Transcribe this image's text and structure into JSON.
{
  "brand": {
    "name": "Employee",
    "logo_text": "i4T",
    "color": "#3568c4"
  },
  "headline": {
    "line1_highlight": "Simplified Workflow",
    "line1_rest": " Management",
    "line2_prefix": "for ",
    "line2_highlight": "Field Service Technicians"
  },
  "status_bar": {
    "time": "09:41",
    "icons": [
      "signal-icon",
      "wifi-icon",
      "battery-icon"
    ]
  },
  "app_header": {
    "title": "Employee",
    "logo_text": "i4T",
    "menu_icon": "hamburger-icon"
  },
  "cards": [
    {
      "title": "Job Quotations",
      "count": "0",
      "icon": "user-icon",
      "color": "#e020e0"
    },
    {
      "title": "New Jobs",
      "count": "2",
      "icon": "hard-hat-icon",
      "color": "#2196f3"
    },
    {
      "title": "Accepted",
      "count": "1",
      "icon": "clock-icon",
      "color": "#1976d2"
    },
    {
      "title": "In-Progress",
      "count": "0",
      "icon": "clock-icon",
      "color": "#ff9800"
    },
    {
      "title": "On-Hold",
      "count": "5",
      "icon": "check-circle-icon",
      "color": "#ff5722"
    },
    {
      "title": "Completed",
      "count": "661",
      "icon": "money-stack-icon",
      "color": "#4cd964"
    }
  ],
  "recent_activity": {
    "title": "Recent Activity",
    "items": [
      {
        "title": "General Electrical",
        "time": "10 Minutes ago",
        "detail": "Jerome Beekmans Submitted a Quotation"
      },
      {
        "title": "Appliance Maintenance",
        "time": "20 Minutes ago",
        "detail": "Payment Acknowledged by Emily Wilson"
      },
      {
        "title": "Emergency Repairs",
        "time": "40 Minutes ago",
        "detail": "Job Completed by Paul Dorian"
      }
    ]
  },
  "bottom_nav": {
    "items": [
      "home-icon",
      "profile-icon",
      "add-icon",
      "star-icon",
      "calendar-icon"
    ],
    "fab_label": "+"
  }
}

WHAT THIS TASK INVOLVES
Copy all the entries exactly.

TASK ANSWER
Transcribe this image's text and structure into JSON.
{
  "brand": {
    "name": "Employee",
    "logo_text": "i4T",
    "color": "#3568c4"
  },
  "headline": {
    "line1_highlight": "Simplified Workflow",
    "line1_rest": " Management",
    "line2_prefix": "for ",
    "line2_highlight": "Field Service Technicians"
  },
  "status_bar": {
    "time": "09:41",
    "icons": [
      "signal-icon",
      "wifi-icon",
      "battery-icon"
    ]
  },
  "app_header": {
    "title": "Employee",
    "logo_text": "i4T",
    "menu_icon": "hamburger-icon"
  },
  "cards": [
    {
      "title": "Job Quotations",
      "count": "0",
      "icon": "user-icon",
      "color": "#e020e0"
    },
    {
      "title": "New Jobs",
      "count": "2",
      "icon": "hard-hat-icon",
      "color": "#2196f3"
    },
    {
      "title": "Accepted",
      "count": "1",
      "icon": "clock-icon",
      "color": "#1976d2"
    },
    {
      "title": "In-Progress",
      "count": "0",
      "icon": "clock-icon",
      "color": "#ff9800"
    },
    {
      "title": "On-Hold",
      "count": "5",
      "icon": "check-circle-icon",
      "color": "#ff5722"
    },
    {
      "title": "Completed",
      "count": "661",
      "icon": "money-stack-icon",
      "color": "#4cd964"
    }
  ],
  "recent_activity": {
    "title": "Recent Activity",
    "items": [
      {
        "title": "General Electrical",
        "time": "10 Minutes ago",
        "detail": "Jerome Beekmans Submitted a Quotation"
      },
      {
        "title": "Appliance Maintenance",
        "time": "20 Minutes ago",
        "detail": "Payment Acknowledged by Emily Wilson"
      },
      {
        "title": "Emergency Repairs",
        "time": "40 Minutes ago",
        "detail": "Job Completed by Paul Dorian"
      }
    ]
  },
  "bottom_nav": {
    "items": [
      "home-icon",
      "profile-icon",
      "add-icon",
      "star-icon",
      "calendar-icon"
    ],
    "fab_label": "+"
  }
}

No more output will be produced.